            Appellant also challenges the district court’s finding that she “provided no proper medical evidence as to her claimed physical disability, nor as to the diagnosis and/or prognosis for any claimed emotional disability.”  Appellant argues that because she testified about these disabilities at trial, and because that testimony was uncontroverted, the district court’s finding is erroneous.  But appellant ignores that while she may have testified extensively about her conditions, she did not provide the district court with any medical documentation or testimony from medical experts corroborating her testimony at trial.  See Varner v. Varner, 400 N.W.2d 117, 120 (Minn.

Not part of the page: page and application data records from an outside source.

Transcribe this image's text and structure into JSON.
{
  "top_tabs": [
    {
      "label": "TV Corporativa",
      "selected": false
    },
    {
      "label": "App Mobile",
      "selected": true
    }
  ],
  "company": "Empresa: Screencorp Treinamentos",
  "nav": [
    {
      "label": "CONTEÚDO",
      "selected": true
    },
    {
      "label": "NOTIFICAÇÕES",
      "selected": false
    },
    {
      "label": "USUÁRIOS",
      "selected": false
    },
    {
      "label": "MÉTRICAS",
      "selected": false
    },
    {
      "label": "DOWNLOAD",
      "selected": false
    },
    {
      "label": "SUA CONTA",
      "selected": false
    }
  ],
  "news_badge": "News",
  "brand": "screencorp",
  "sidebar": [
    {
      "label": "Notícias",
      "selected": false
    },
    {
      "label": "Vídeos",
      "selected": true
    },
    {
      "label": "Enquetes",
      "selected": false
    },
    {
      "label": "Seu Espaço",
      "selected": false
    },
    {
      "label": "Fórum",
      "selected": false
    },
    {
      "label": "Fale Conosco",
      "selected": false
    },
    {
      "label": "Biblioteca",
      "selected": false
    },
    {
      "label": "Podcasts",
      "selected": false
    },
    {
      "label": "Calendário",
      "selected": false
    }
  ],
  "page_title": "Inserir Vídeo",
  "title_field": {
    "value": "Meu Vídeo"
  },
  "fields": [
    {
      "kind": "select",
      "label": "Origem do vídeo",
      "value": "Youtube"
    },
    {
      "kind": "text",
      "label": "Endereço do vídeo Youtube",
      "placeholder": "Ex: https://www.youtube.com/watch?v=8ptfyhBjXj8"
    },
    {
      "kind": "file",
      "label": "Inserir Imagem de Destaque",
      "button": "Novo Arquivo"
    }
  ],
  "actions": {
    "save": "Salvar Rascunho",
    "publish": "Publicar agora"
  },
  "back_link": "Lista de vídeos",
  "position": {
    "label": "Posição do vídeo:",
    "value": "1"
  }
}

App. 1987) (stating district court need not accept uncontroverted testimony if reasonable grounds for doubting its credibility exist).  Furthermore, the district court specifically denied appellant’s “untimely offer of unsworn letters from medical providers, and various MRI/radiology reports.”  Therefore, we conclude that the record supports the district court’s finding that appellant did not provide proper medical documentation supporting her claimed physical and emotional disabilities.  


Lastly, appellant challenges the district court’s award of attorney fees to respondent.  Minn. Stat. § 518.14, subd. 1 (2002), allows for both conduct-based and need-based attorney fees.  To award conduct-based fees, the district court must identify the offending conduct, the conduct must have occurred during the litigation process, and the conduct must be found to have unreasonably contributed to the length or expense of the proceeding.  Id.; Geske v. Marcolina, 624 N.W.2d 813, 818-19 (Minn. App. 2001).  An award of conduct-based fees under the statute “may be made regardless of the recipient’s need for fees and regardless of the payor’s ability to contribute to a fee award.”  Id. at 818.

Here, the district court made extensive findings supporting its award of conduct-based attorney fees, including that (1) the amount of fees requested were reasonable; (2) appellant had failed to comply with four prior orders requiring the exchange of information; and (3) appellant had failed to reveal her $46,000 Wells Fargo asset until the date of trial, which was unfair to respondent and likely interfered with settlement efforts.  Because the record supports these findings, and the findings support the district court’s conclusion that conduct-based attorney fees were appropriate, we affirm on this issue. 

            Affirmed in part, reversed in part.